Work to complete:
In the records below, find each line containing the word "badge" and copy it.
▼▼▼
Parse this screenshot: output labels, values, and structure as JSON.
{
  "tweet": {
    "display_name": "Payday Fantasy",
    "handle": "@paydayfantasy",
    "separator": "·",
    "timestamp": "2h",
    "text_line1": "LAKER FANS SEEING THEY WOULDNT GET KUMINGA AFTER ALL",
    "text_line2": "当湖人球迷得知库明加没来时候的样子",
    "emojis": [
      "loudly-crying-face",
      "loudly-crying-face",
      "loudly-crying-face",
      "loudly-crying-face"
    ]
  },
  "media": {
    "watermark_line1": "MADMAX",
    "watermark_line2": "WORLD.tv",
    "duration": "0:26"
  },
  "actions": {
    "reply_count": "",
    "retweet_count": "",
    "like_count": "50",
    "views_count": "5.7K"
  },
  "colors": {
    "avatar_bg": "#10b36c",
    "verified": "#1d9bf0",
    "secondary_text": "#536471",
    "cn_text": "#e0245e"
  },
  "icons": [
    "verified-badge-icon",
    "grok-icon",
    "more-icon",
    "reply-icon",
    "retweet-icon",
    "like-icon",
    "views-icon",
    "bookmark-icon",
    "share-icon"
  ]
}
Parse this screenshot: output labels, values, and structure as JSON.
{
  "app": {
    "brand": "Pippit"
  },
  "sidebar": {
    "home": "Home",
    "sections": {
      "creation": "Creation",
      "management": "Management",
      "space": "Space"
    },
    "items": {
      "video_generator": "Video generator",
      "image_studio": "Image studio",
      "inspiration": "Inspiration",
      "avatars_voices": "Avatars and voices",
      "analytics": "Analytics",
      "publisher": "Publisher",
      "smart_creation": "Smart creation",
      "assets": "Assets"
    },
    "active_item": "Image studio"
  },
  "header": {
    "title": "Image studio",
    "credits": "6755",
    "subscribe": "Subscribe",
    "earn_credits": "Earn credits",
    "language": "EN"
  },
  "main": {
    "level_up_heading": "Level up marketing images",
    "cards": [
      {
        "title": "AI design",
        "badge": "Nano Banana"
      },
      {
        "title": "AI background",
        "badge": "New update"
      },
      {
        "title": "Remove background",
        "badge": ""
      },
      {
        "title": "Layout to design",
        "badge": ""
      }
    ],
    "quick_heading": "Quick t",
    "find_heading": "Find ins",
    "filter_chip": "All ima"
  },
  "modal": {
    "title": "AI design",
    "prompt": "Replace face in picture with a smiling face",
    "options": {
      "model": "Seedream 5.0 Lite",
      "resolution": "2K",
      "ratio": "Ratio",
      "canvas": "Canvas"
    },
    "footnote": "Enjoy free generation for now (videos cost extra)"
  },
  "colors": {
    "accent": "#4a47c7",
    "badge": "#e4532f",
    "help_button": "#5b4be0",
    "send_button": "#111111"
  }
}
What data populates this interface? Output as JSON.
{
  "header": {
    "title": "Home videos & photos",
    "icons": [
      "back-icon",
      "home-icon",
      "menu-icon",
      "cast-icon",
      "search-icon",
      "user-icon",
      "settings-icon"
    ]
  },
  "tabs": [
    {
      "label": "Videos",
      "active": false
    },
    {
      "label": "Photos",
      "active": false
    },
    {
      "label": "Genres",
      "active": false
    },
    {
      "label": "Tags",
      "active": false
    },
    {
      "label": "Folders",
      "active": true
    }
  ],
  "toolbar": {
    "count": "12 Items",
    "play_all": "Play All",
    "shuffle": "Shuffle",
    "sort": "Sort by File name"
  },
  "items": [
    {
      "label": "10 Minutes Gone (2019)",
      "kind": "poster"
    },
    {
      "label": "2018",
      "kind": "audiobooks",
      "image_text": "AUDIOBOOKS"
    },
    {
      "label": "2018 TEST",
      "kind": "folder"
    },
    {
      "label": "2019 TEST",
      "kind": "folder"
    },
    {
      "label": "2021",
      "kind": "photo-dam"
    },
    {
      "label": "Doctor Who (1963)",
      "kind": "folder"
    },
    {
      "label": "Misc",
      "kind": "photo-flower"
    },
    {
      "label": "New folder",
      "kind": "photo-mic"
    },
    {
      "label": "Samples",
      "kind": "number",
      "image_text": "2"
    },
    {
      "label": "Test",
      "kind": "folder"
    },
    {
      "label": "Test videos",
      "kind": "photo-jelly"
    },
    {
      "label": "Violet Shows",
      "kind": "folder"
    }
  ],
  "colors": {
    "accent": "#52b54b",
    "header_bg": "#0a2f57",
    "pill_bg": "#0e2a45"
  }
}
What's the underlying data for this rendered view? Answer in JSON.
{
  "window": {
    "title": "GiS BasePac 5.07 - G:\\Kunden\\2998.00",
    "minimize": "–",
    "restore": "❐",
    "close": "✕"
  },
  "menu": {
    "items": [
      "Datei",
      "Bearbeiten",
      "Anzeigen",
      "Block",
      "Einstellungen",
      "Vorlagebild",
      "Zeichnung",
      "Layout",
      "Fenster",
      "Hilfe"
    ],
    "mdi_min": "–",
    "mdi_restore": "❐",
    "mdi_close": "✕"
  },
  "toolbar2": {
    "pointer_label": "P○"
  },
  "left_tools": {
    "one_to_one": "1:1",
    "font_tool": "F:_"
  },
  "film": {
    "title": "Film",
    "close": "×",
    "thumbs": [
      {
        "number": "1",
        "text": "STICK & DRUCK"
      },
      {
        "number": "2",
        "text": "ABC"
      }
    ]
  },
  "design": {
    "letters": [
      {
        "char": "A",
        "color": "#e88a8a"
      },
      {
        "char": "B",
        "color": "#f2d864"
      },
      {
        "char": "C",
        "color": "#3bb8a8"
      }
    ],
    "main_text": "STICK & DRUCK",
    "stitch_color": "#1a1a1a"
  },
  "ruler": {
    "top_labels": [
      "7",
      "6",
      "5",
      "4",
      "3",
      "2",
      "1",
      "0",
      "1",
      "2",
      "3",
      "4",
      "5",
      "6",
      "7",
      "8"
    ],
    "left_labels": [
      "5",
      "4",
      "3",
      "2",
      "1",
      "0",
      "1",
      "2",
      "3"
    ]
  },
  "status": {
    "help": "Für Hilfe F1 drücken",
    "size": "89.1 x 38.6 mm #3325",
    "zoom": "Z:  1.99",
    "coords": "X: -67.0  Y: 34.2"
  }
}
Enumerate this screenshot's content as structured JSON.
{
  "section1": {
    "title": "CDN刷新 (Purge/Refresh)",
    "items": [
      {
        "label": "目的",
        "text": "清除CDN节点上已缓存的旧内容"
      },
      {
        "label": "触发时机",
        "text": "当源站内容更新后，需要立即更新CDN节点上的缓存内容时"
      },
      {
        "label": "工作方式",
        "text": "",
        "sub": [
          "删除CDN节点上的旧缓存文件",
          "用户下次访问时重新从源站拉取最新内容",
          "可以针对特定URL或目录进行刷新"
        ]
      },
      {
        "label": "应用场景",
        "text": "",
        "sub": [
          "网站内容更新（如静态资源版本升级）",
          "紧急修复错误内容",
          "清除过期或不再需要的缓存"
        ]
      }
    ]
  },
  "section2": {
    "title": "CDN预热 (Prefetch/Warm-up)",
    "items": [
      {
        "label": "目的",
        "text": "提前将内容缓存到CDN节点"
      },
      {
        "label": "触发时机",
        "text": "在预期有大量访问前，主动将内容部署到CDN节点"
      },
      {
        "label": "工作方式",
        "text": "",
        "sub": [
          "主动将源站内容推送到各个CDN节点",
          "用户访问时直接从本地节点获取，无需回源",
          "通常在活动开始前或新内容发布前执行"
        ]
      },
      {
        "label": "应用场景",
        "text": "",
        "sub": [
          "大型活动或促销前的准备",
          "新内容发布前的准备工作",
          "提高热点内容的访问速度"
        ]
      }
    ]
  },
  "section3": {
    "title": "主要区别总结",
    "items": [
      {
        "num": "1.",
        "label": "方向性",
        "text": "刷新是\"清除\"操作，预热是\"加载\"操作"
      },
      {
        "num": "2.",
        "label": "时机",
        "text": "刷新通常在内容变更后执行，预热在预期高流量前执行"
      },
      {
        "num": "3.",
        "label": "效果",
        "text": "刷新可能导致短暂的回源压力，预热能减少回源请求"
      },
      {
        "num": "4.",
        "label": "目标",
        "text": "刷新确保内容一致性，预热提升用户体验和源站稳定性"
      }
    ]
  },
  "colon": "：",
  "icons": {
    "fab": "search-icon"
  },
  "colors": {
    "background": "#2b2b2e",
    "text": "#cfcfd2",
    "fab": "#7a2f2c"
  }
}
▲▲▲
Answer to the problem:
    "verified-badge-icon",
        "badge": "Nano Banana"
        "badge": "New update"
        "badge": ""
        "badge": ""
    "badge": "#e4532f",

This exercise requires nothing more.